Cavern’s appearance on The Voice, she added, will benefit everyone.

“Any success for a musician from Sacramento is a success for everyone,” she says. “We’re a city that doesn’t have a lot of [record] labels or all-ages venues, so when you do get a success, it shines a light on everyone.”

As for those who might say, as Cavern has predicted, that appearing on such a show makes him a sellout?

“That’s ridiculous,” she says. “There’s no such thing as overnight success, and no one’s worked harder than James.”

Now, whatever the outcome—regardless of what happens in front of Adam, Blake, Shakira and Usher—Cavern remains pragmatic.

“In the end, the [show’s] lawyers tell you, ’Just know that even when you are the shit, it don’t mean shit,’” he says. “They asked me to name three [Voice] winners, and I couldn’t. It just goes to show you that for the people who compete on the show, it’s just a platform, it’s what you do with it.”

More than anything, he added, the experience not only gave him a deeper appreciation for those who submit to the Hollywood fray, it also gave him clarity about what needs to do to succeed—with or without the aid of a TV singing competition.

“People who think small will always just think within their community,” Cavern explains. “But people who aspire beyond that [community] and want to be a bigger presence will always think beyond that box and, in a sense, not care what anyone else thinks.”

For Cavern, such progress means a new album, and more immediately, that national solo tour supporting Arden Park Roots. Eventually, he’d like to be able to afford to travel with a full band—that would be progress.

Here, Cavern allows for a moment of reflection.

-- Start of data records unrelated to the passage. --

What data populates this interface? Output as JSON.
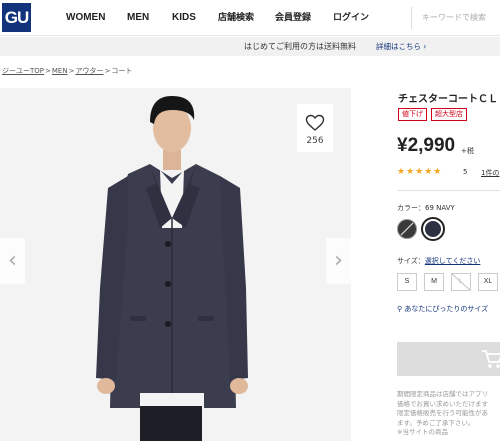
{
  "header": {
    "logo": "GU",
    "nav": [
      "WOMEN",
      "MEN",
      "KIDS",
      "店舗検索",
      "会員登録",
      "ログイン"
    ],
    "search_placeholder": "キーワードで検索"
  },
  "banner": {
    "text": "はじめてご利用の方は送料無料",
    "link": "詳細はこちら ›"
  },
  "breadcrumb": [
    "ジーユーTOP",
    "MEN",
    "アウター",
    "コート"
  ],
  "product": {
    "favorite_count": "256",
    "title": "チェスターコートＣＬ",
    "badges": [
      "値下げ",
      "超大型店"
    ],
    "price": "¥2,990",
    "tax": "+税",
    "stars": "★★★★★",
    "rating": "5",
    "reviews": "1件の",
    "color_label": "カラー：69 NAVY",
    "size_label": "サイズ：",
    "size_link": "選択してください",
    "sizes": [
      "S",
      "M",
      "L",
      "XL"
    ],
    "fit_link": "あなたにぴったりのサイズ",
    "notice_lines": [
      "期間限定商品は店舗ではアプリ",
      "価格でお買い求めいただけます",
      "限定価格販売を行う可能性があ",
      "ます。予めご了承下さい。",
      "※当サイトの商品"
    ]
  },
  "colors": {
    "logo_bg": "#12337b",
    "accent": "#d0021b",
    "star": "#f5a623",
    "swatch_navy": "#2e3142",
    "swatch_charcoal": "#3a3a3a"
  }
}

“I’ve had to make some crazy changes to pursue what I’m doing. Sometimes I wake up and think, ’This is kind of surreal. Just a year ago, I was sleeping in my own bed in my own apartment.’ But it’s not crazy, because through these changes I’ve gained a currency of time.”

And so, for now, it’s business as usual.